The Large Hadron Collider (LHC) is a particle accelerator and hadron collider located at CERN, near Geneva, Switzerland. Currently under construction, the LHC is scheduled to begin operation in May 2008. The LHC is expected to become the world’s largest and highest-energy particle accelerator. The LHC is being funded and built in collaboration with over two thousand physicists from thirty-four countries as well as hundreds of universities and laboratories. When activated, it is theorized that the collider will produce the elusive Higgs boson, the observation of which could confirm the predictions and ‘missing links’ in the Standard Model of physics and could explain how other elementary particles acquire properties such as mass. The verification of the existence of the Higgs boson would be a significant step in the search for a Grand Unified Theory, which seeks to unify three of the four fundamental forces: electromagnetism, the strong force, and the weak force. The Higgs boson may also help to explain why the remaining force, gravitation, is so weak compared to the other three forces. In addition to the Higgs boson, other theorized novel particles that might be produced, and for which searches are planned, include strangelets, micro black holes, magnetic monopoles and supersymmetric particles.

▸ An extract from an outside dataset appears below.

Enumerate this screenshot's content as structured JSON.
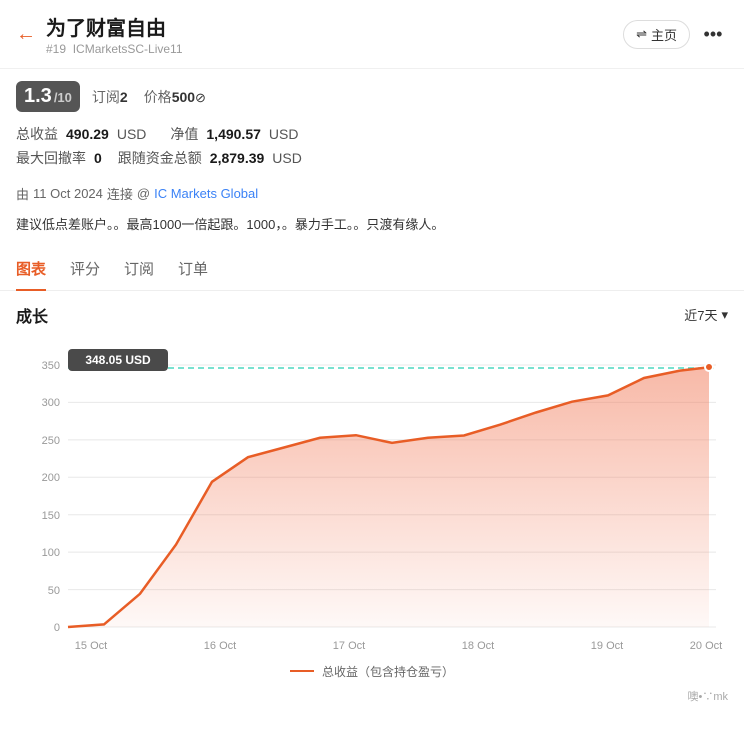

The LHC is a project of which I try to keep track of any interesting news article I can find. On one hand this seems to be a major effort to push the boundaries of physics and our understanding of the world with a large leap forward. On the other hand the related safety concerns seem to be limited and any incident unlikly, but the possible consequences nevertheless seem very frightening to me. Lets hope that this is not just another Pandoras Box being opend soon.

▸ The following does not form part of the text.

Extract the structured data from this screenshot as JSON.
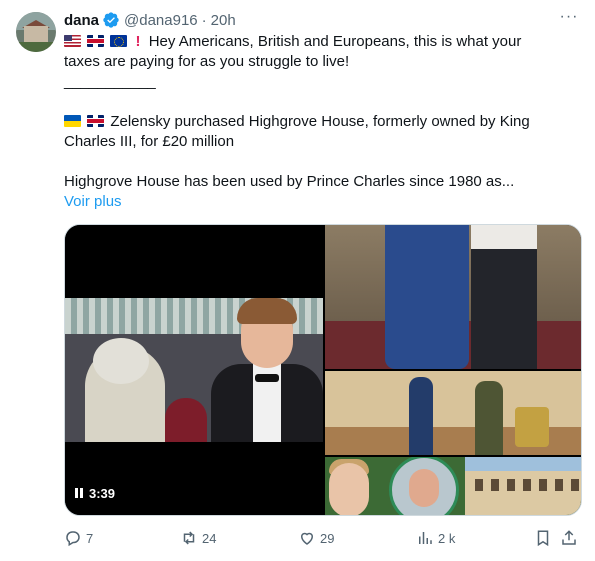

Update March 20, 2010
On March 19, 2010, it was announced that protons have been accelerated to 3.5 TeV, the full energy planned for the next year (pending the repair of defective magnet interconnection joints; still only half the design 7 TeV energy per beam expected after repairs).
As a comparison, DESY, Germany’s largest collidier, has “just” an output of 27.5 GeV on one beam and 920 GeV on the other.
Regarding possible “side-effects”, as a matter of fact cosmic rays impacting in Earth atmosphere routinely exceed the energy expected from the LHC.